With the script setup, it is now easy to add UI to the data table, and it will just work. There is no more scripting that needs to be done which makes this a good solution for artists.
For the ability key numbers, it will require 2 UI components to be added to the table for each ability slot. In this case, no offset will be applied to the elements, and you only want to enable usePC.
- Key Number inside the slot in the Hierarchy.
- Key Number Background inside the Frame in the Hierarchy.
Test the UI and watch the key numbers and background frame when the input type has changed. You will notice the key numbers and the frame will be hidden when the input type is Touch, but appear when the input type is Keyboard/Mouse.
Go through the UI and add rules for any that need to be moved.
One last test to check if the rest of the UI rules are working that you have in the data table.
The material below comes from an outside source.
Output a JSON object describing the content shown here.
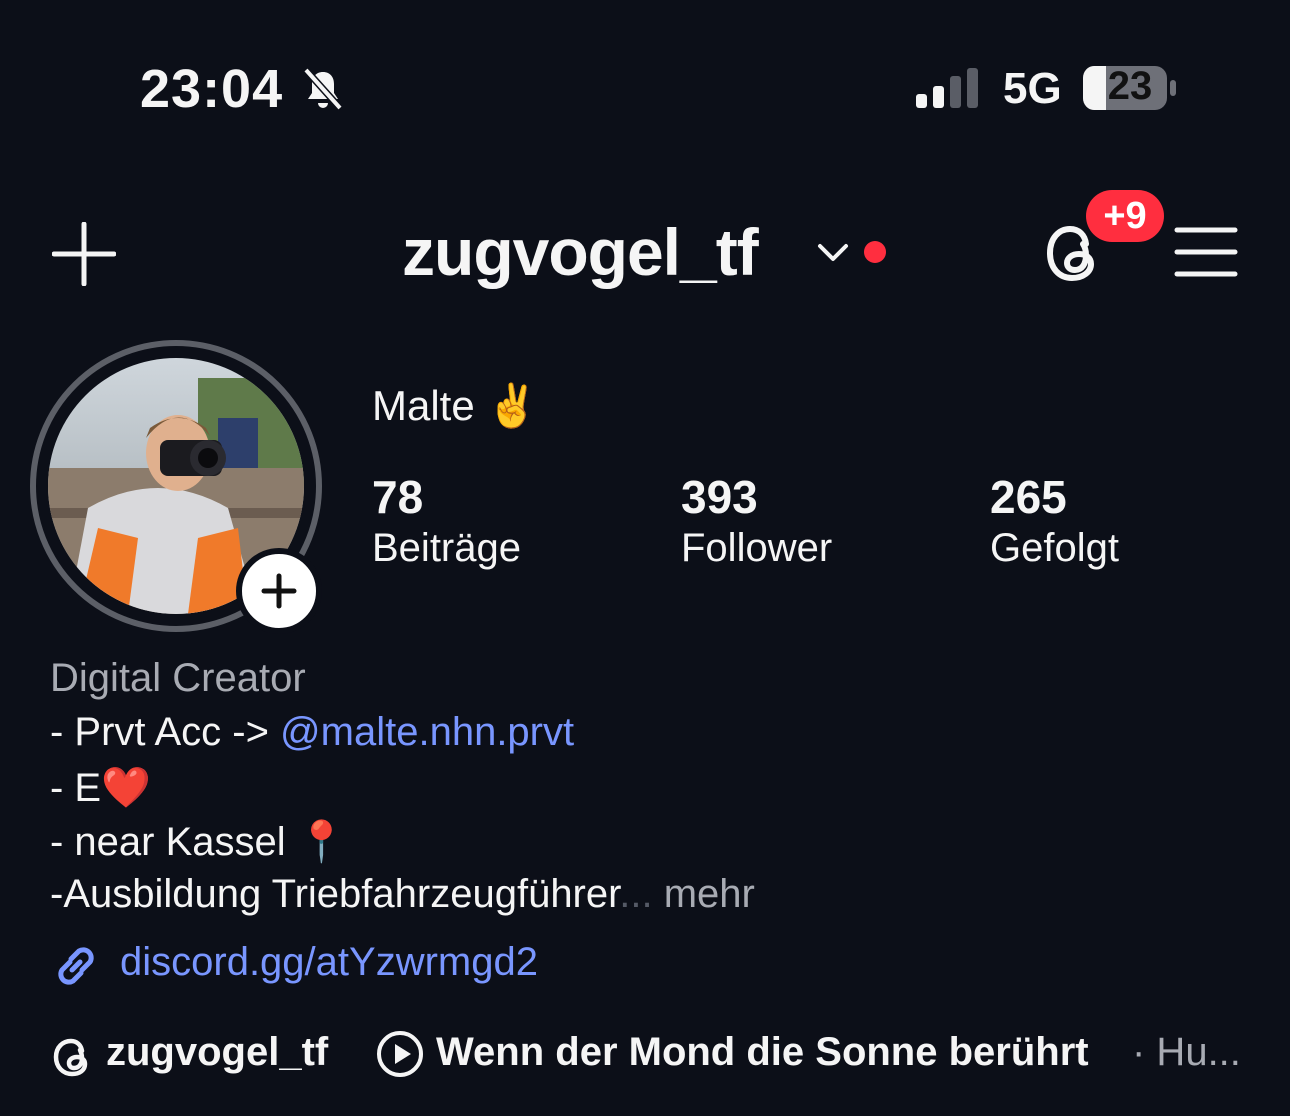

There are different solutions to solving the problem of how UI should be displayed on different devices. Some solutions require no code and would require you to rethink where on the screen your UI should be. Another solution could be spawning in a whole different set of UI depending on the input device. Each solution has their pros and cons. The advantage of the data table solution is that it is friendly for artists to use.